We are increasingly seeing governments and shareholders asking us to play a stronger role in the provision of these safety nets to harder to reach parts of the population. We continue to track and act upon the market inclusion data in these markets, work with thought leaders typically from the not for profit sector to shape our views and deliver products and services that include more people.

UK Market Inclusion

Since our last report on market inclusion we have had a number of changes to our business which has changed the shape of the products we offer the UK Population. For example we sold Cofunds, Suffolk Life and Legal & General International Ireland which tended to be businesses that provided financial services for higher net worth clients.

We have new business lines actively solving some of the UK’s issues around health, housing and an ageing population including Legal & General Home Finance (Equity release mortgages) and Legal & General Homes (providing modular housing).

In 2016 we have taken the opportunity to relook at the segmentation of the UK population and contrasted it with how well our products provide financial safety nets serve people.

The harder to reach segments 'Struggling young families' and 'low income older couples' are a concern for us. We either do not have a suite of products to serve their needs or they are not in the market for any finance products. We are currently working with our marketing teams to challenge our distribution, product and services strategy with these groups.

You can see our market inclusion data for 2016 here

In the US business we are still to develop a market inclusion model but expect to see a similar analysis by the end of 2017.

From a UK government policy perspective we have been working with the Financial Inclusion Commission to see how we can better serve the increasing population looking to travel through cancer treatment and continue to work with UK government to bring family resilience products into the market through employer payroll to help families in work financially deal better with redundancy, illness and disability.

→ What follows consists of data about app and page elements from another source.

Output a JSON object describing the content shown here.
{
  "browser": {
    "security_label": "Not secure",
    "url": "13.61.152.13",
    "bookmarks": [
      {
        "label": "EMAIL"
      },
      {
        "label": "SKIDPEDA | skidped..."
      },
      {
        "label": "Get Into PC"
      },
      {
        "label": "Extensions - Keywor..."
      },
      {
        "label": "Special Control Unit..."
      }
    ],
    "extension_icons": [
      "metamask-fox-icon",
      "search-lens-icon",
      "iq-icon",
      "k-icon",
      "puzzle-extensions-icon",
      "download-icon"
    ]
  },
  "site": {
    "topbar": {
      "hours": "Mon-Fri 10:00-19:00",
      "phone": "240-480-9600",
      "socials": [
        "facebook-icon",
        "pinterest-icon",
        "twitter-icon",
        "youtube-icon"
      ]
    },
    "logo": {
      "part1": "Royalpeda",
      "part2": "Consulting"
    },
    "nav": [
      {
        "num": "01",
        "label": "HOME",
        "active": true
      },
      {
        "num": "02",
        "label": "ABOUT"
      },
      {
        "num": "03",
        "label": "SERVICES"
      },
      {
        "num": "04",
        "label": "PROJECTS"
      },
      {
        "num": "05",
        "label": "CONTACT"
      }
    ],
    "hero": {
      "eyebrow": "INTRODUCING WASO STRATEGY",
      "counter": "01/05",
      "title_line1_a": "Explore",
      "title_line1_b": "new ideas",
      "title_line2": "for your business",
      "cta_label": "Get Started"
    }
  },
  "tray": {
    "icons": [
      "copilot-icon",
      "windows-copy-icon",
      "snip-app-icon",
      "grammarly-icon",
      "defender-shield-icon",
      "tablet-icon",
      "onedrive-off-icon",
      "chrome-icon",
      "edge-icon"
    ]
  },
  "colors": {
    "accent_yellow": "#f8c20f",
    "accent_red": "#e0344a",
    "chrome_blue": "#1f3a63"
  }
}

Market Inclusion in India

Our joint venture business India First Life has made amazing progress at bringing traditionally under or non-insured events for rural communities into a situation where financial safety nets now exist for millions of people.

Even as financial awareness gradually takes on a more important position among the Indian urban population, much is to be achieved in terms of shifting the attitude of bulk of the population residing in the country’s rural pockets.

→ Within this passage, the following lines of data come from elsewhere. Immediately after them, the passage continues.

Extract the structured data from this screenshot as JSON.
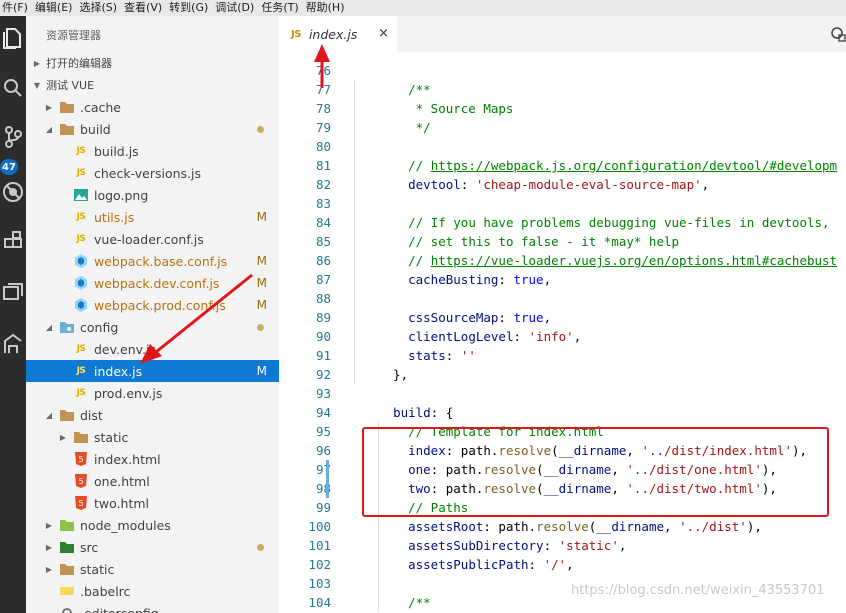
{
  "menubar": {
    "items": [
      "件(F)",
      "编辑(E)",
      "选择(S)",
      "查看(V)",
      "转到(G)",
      "调试(D)",
      "任务(T)",
      "帮助(H)"
    ]
  },
  "activitybar": {
    "icons": [
      "files-icon",
      "search-icon",
      "source-control-icon",
      "debug-icon",
      "extensions-icon",
      "remote-icon",
      "deploy-icon"
    ],
    "badge": "47"
  },
  "sidebar": {
    "title": "资源管理器",
    "sections": [
      {
        "label": "打开的编辑器",
        "expanded": false
      },
      {
        "label": "测试 VUE",
        "expanded": true
      }
    ],
    "tree": [
      {
        "label": ".cache",
        "kind": "folder",
        "indent": 0,
        "expanded": false,
        "status": ""
      },
      {
        "label": "build",
        "kind": "folder",
        "indent": 0,
        "expanded": true,
        "status": "dot"
      },
      {
        "label": "build.js",
        "kind": "js",
        "indent": 1,
        "status": ""
      },
      {
        "label": "check-versions.js",
        "kind": "js",
        "indent": 1,
        "status": ""
      },
      {
        "label": "logo.png",
        "kind": "image",
        "indent": 1,
        "status": ""
      },
      {
        "label": "utils.js",
        "kind": "js",
        "indent": 1,
        "status": "M"
      },
      {
        "label": "vue-loader.conf.js",
        "kind": "js",
        "indent": 1,
        "status": ""
      },
      {
        "label": "webpack.base.conf.js",
        "kind": "webpack",
        "indent": 1,
        "status": "M"
      },
      {
        "label": "webpack.dev.conf.js",
        "kind": "webpack",
        "indent": 1,
        "status": "M"
      },
      {
        "label": "webpack.prod.conf.js",
        "kind": "webpack",
        "indent": 1,
        "status": "M"
      },
      {
        "label": "config",
        "kind": "folder-config",
        "indent": 0,
        "expanded": true,
        "status": "dot"
      },
      {
        "label": "dev.env.js",
        "kind": "js",
        "indent": 1,
        "status": ""
      },
      {
        "label": "index.js",
        "kind": "js",
        "indent": 1,
        "status": "M",
        "selected": true
      },
      {
        "label": "prod.env.js",
        "kind": "js",
        "indent": 1,
        "status": ""
      },
      {
        "label": "dist",
        "kind": "folder",
        "indent": 0,
        "expanded": true,
        "status": ""
      },
      {
        "label": "static",
        "kind": "folder",
        "indent": 1,
        "expanded": false,
        "status": ""
      },
      {
        "label": "index.html",
        "kind": "html",
        "indent": 1,
        "status": ""
      },
      {
        "label": "one.html",
        "kind": "html",
        "indent": 1,
        "status": ""
      },
      {
        "label": "two.html",
        "kind": "html",
        "indent": 1,
        "status": ""
      },
      {
        "label": "node_modules",
        "kind": "folder-node",
        "indent": 0,
        "expanded": false,
        "status": ""
      },
      {
        "label": "src",
        "kind": "folder-src",
        "indent": 0,
        "expanded": false,
        "status": "dot"
      },
      {
        "label": "static",
        "kind": "folder",
        "indent": 0,
        "expanded": false,
        "status": ""
      },
      {
        "label": ".babelrc",
        "kind": "babel",
        "indent": 0,
        "status": ""
      },
      {
        "label": ".editorconfig",
        "kind": "config",
        "indent": 0,
        "status": ""
      }
    ]
  },
  "tab": {
    "badge": "JS",
    "label": "index.js",
    "close": "×"
  },
  "editor": {
    "lines": [
      {
        "n": "76",
        "t": ""
      },
      {
        "n": "77",
        "t": "    /**"
      },
      {
        "n": "78",
        "t": "     * Source Maps"
      },
      {
        "n": "79",
        "t": "     */"
      },
      {
        "n": "80",
        "t": ""
      },
      {
        "n": "81",
        "t": "    // https://webpack.js.org/configuration/devtool/#developm"
      },
      {
        "n": "82",
        "t": "    devtool: 'cheap-module-eval-source-map',"
      },
      {
        "n": "83",
        "t": ""
      },
      {
        "n": "84",
        "t": "    // If you have problems debugging vue-files in devtools,"
      },
      {
        "n": "85",
        "t": "    // set this to false - it *may* help"
      },
      {
        "n": "86",
        "t": "    // https://vue-loader.vuejs.org/en/options.html#cachebust"
      },
      {
        "n": "87",
        "t": "    cacheBusting: true,"
      },
      {
        "n": "88",
        "t": ""
      },
      {
        "n": "89",
        "t": "    cssSourceMap: true,"
      },
      {
        "n": "90",
        "t": "    clientLogLevel: 'info',"
      },
      {
        "n": "91",
        "t": "    stats: ''"
      },
      {
        "n": "92",
        "t": "  },"
      },
      {
        "n": "93",
        "t": ""
      },
      {
        "n": "94",
        "t": "  build: {"
      },
      {
        "n": "95",
        "t": "    // Template for index.html"
      },
      {
        "n": "96",
        "t": "    index: path.resolve(__dirname, '../dist/index.html'),"
      },
      {
        "n": "97",
        "t": "    one: path.resolve(__dirname, '../dist/one.html'),"
      },
      {
        "n": "98",
        "t": "    two: path.resolve(__dirname, '../dist/two.html'),"
      },
      {
        "n": "99",
        "t": "    // Paths"
      },
      {
        "n": "100",
        "t": "    assetsRoot: path.resolve(__dirname, '../dist'),"
      },
      {
        "n": "101",
        "t": "    assetsSubDirectory: 'static',"
      },
      {
        "n": "102",
        "t": "    assetsPublicPath: '/',"
      },
      {
        "n": "103",
        "t": ""
      },
      {
        "n": "104",
        "t": "    /**"
      }
    ]
  },
  "watermark": "https://blog.csdn.net/weixin_43553701",
  "colors": {
    "selection": "#0e7ad3",
    "annotation": "#e0161a",
    "jsIcon": "#d9b000"
  }
}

For insurance to reach the masses, India needs a financial inclusion model that is fair, transparent, cost-effective, regulated, and one that leverages existing banking and government infrastructure.

Where next?

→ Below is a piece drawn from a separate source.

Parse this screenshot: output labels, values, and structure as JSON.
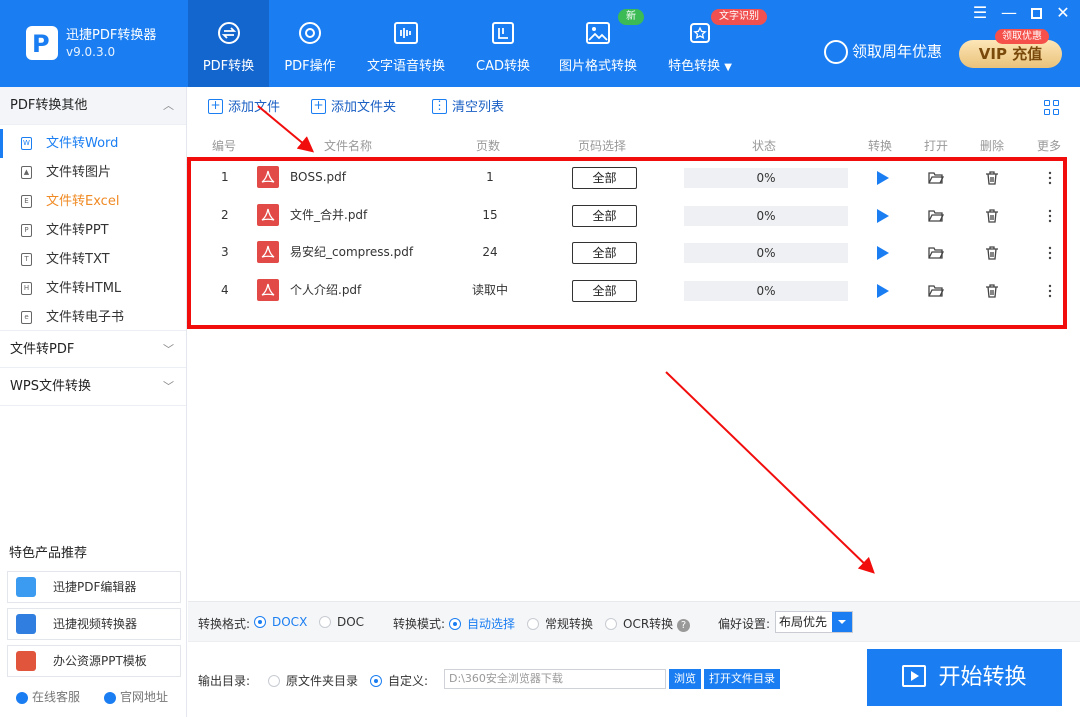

Our segmentation work will continue to drive the need to innovate distribution and product design in our business. We are particularly focussed upon how we can innovate products and services to improve how people become more resilient to mental health problems.

We are looking to deliver this level of analysis for our US life Insurance Business to understand our market inclusion agenda as it grows.

There are also increasing opportunities to learn from our IndiaFirst business paying particular attention to the simplification of products and how those could be provided in UK and US markets.